Copy every line of the records that includes the word "Circuit".

● ● ● ● ● ● ●

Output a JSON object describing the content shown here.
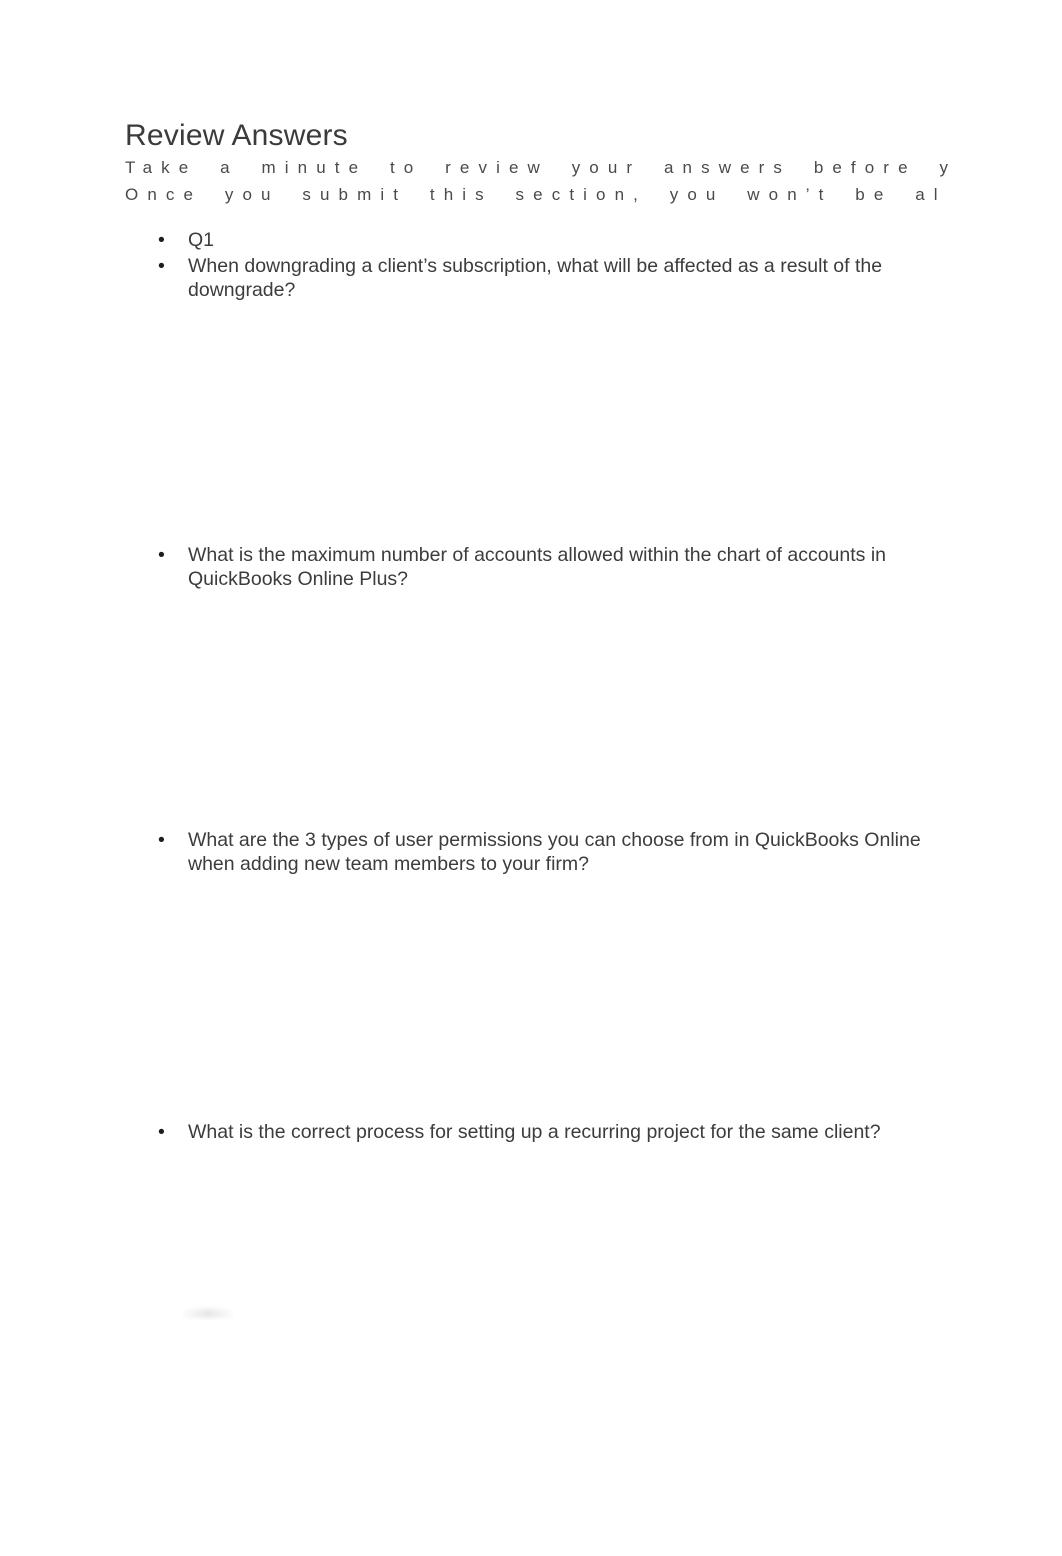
{
  "document": {
    "title": "Review Answers",
    "subtitle_lines": [
      "Take a minute to review your answers before y",
      "Once you submit this section, you won’t be al"
    ],
    "bullet_glyph": "•",
    "colors": {
      "page_background": "#ffffff",
      "title_text": "#3b3b3b",
      "subtitle_text": "#4a4a4a",
      "body_text": "#3c3c3c",
      "bullet": "#1d1d1d"
    }
  },
  "questions": [
    {
      "id": "q1-label",
      "text": "Q1"
    },
    {
      "id": "q1",
      "text": "When downgrading a client’s subscription, what will be affected as a result of the downgrade?"
    },
    {
      "id": "q2",
      "text": "What is the maximum number of accounts allowed within the chart of accounts in QuickBooks Online Plus?"
    },
    {
      "id": "q3",
      "text": "What are the 3 types of user permissions you can choose from in QuickBooks Online when adding new team members to your firm?"
    },
    {
      "id": "q4",
      "text": "What is the correct process for setting up a recurring project for the same client?"
    }
  ]
}
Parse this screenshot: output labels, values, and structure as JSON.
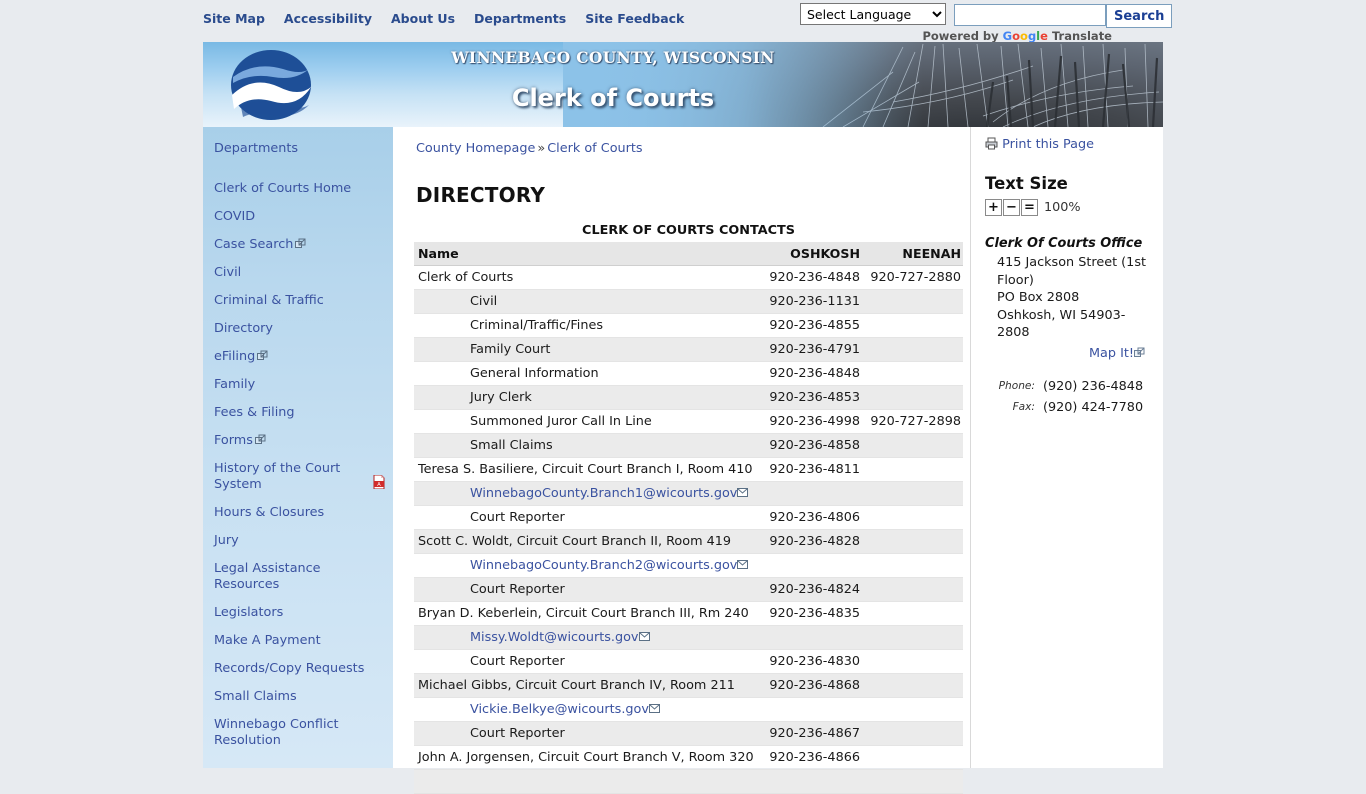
{
  "topbar": {
    "nav": [
      {
        "label": "Site Map",
        "name": "site-map"
      },
      {
        "label": "Accessibility",
        "name": "accessibility"
      },
      {
        "label": "About Us",
        "name": "about-us"
      },
      {
        "label": "Departments",
        "name": "departments"
      },
      {
        "label": "Site Feedback",
        "name": "site-feedback"
      }
    ],
    "language_selected": "Select Language",
    "search_value": "",
    "search_placeholder": "",
    "search_button": "Search",
    "powered_by_prefix": "Powered by ",
    "google_letters": [
      "G",
      "o",
      "o",
      "g",
      "l",
      "e"
    ],
    "translate_word": " Translate"
  },
  "banner": {
    "county": "WINNEBAGO COUNTY, WISCONSIN",
    "department": "Clerk of Courts"
  },
  "sidebar": {
    "top_item": {
      "label": "Departments",
      "name": "sidebar-item-departments"
    },
    "items": [
      {
        "label": "Clerk of Courts Home",
        "icon": "",
        "name": "clerk-of-courts-home"
      },
      {
        "label": "COVID",
        "icon": "",
        "name": "covid"
      },
      {
        "label": "Case Search",
        "icon": "external-link",
        "name": "case-search"
      },
      {
        "label": "Civil",
        "icon": "",
        "name": "civil"
      },
      {
        "label": "Criminal & Traffic",
        "icon": "",
        "name": "criminal-and-traffic"
      },
      {
        "label": "Directory",
        "icon": "",
        "name": "directory"
      },
      {
        "label": "eFiling",
        "icon": "external-link",
        "name": "efiling"
      },
      {
        "label": "Family",
        "icon": "",
        "name": "family"
      },
      {
        "label": "Fees & Filing",
        "icon": "",
        "name": "fees-and-filing"
      },
      {
        "label": "Forms",
        "icon": "external-link",
        "name": "forms"
      },
      {
        "label": "History of the Court System",
        "icon": "pdf",
        "name": "history-of-the-court-system"
      },
      {
        "label": "Hours & Closures",
        "icon": "",
        "name": "hours-and-closures"
      },
      {
        "label": "Jury",
        "icon": "",
        "name": "jury"
      },
      {
        "label": "Legal Assistance Resources",
        "icon": "",
        "name": "legal-assistance-resources"
      },
      {
        "label": "Legislators",
        "icon": "",
        "name": "legislators"
      },
      {
        "label": "Make A Payment",
        "icon": "",
        "name": "make-a-payment"
      },
      {
        "label": "Records/Copy Requests",
        "icon": "",
        "name": "records-copy-requests"
      },
      {
        "label": "Small Claims",
        "icon": "",
        "name": "small-claims"
      },
      {
        "label": "Winnebago Conflict Resolution",
        "icon": "",
        "name": "winnebago-conflict-resolution"
      }
    ]
  },
  "breadcrumb": {
    "home": "County Homepage",
    "separator": "»",
    "current": "Clerk of Courts"
  },
  "main": {
    "title": "DIRECTORY",
    "table": {
      "caption": "CLERK OF COURTS CONTACTS",
      "headers": [
        "Name",
        "OSHKOSH",
        "NEENAH"
      ],
      "rows": [
        {
          "type": "plain",
          "name": "Clerk of Courts",
          "oshkosh": "920-236-4848",
          "neenah": "920-727-2880"
        },
        {
          "type": "indent",
          "name": "Civil",
          "oshkosh": "920-236-1131",
          "neenah": ""
        },
        {
          "type": "indent",
          "name": "Criminal/Traffic/Fines",
          "oshkosh": "920-236-4855",
          "neenah": ""
        },
        {
          "type": "indent",
          "name": "Family Court",
          "oshkosh": "920-236-4791",
          "neenah": ""
        },
        {
          "type": "indent",
          "name": "General Information",
          "oshkosh": "920-236-4848",
          "neenah": ""
        },
        {
          "type": "indent",
          "name": "Jury Clerk",
          "oshkosh": "920-236-4853",
          "neenah": ""
        },
        {
          "type": "indent",
          "name": "Summoned Juror Call In Line",
          "oshkosh": "920-236-4998",
          "neenah": "920-727-2898"
        },
        {
          "type": "indent",
          "name": "Small Claims",
          "oshkosh": "920-236-4858",
          "neenah": ""
        },
        {
          "type": "plain",
          "name": "Teresa S. Basiliere, Circuit Court Branch I, Room 410",
          "oshkosh": "920-236-4811",
          "neenah": ""
        },
        {
          "type": "email",
          "name": "WinnebagoCounty.Branch1@wicourts.gov",
          "oshkosh": "",
          "neenah": ""
        },
        {
          "type": "indent",
          "name": "Court Reporter",
          "oshkosh": "920-236-4806",
          "neenah": ""
        },
        {
          "type": "plain",
          "name": "Scott C. Woldt, Circuit Court Branch II, Room 419",
          "oshkosh": "920-236-4828",
          "neenah": ""
        },
        {
          "type": "email",
          "name": "WinnebagoCounty.Branch2@wicourts.gov",
          "oshkosh": "",
          "neenah": ""
        },
        {
          "type": "indent",
          "name": "Court Reporter",
          "oshkosh": "920-236-4824",
          "neenah": ""
        },
        {
          "type": "plain",
          "name": "Bryan D. Keberlein, Circuit Court Branch III, Rm 240",
          "oshkosh": "920-236-4835",
          "neenah": ""
        },
        {
          "type": "email",
          "name": "Missy.Woldt@wicourts.gov",
          "oshkosh": "",
          "neenah": ""
        },
        {
          "type": "indent",
          "name": "Court Reporter",
          "oshkosh": "920-236-4830",
          "neenah": ""
        },
        {
          "type": "plain",
          "name": "Michael Gibbs, Circuit Court Branch IV, Room 211",
          "oshkosh": "920-236-4868",
          "neenah": ""
        },
        {
          "type": "email",
          "name": "Vickie.Belkye@wicourts.gov",
          "oshkosh": "",
          "neenah": ""
        },
        {
          "type": "indent",
          "name": "Court Reporter",
          "oshkosh": "920-236-4867",
          "neenah": ""
        },
        {
          "type": "plain",
          "name": "John A. Jorgensen, Circuit Court Branch V, Room 320",
          "oshkosh": "920-236-4866",
          "neenah": ""
        },
        {
          "type": "email",
          "name": "",
          "oshkosh": "",
          "neenah": ""
        }
      ]
    }
  },
  "rightcol": {
    "print_label": "Print this Page",
    "text_size_heading": "Text Size",
    "ts_increase": "+",
    "ts_decrease": "−",
    "ts_reset": "=",
    "ts_percent": "100%",
    "office_name": "Clerk Of Courts Office",
    "address_lines": [
      "415 Jackson Street (1st Floor)",
      "PO Box 2808",
      "Oshkosh, WI 54903-2808"
    ],
    "map_label": "Map It!",
    "phone_label": "Phone:",
    "phone_value": "(920) 236-4848",
    "fax_label": "Fax:",
    "fax_value": "(920) 424-7780"
  },
  "colors": {
    "link": "#3a52a0",
    "topnav_link": "#2a4b8d",
    "sidebar_top": "#a8cfe9",
    "sidebar_bottom": "#d6e8f6",
    "page_bg": "#e8ebef",
    "row_alt": "#ebebeb",
    "table_header_bg": "#e6e6e6"
  }
}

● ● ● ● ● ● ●

Exercise solution:
          "name": "Teresa S. Basiliere, Circuit Court Branch I, Room 410",
          "name": "Scott C. Woldt, Circuit Court Branch II, Room 419",
          "name": "Bryan D. Keberlein, Circuit Court Branch III, Rm 240",
          "name": "Michael Gibbs, Circuit Court Branch IV, Room 211",
          "name": "John A. Jorgensen, Circuit Court Branch V, Room 320",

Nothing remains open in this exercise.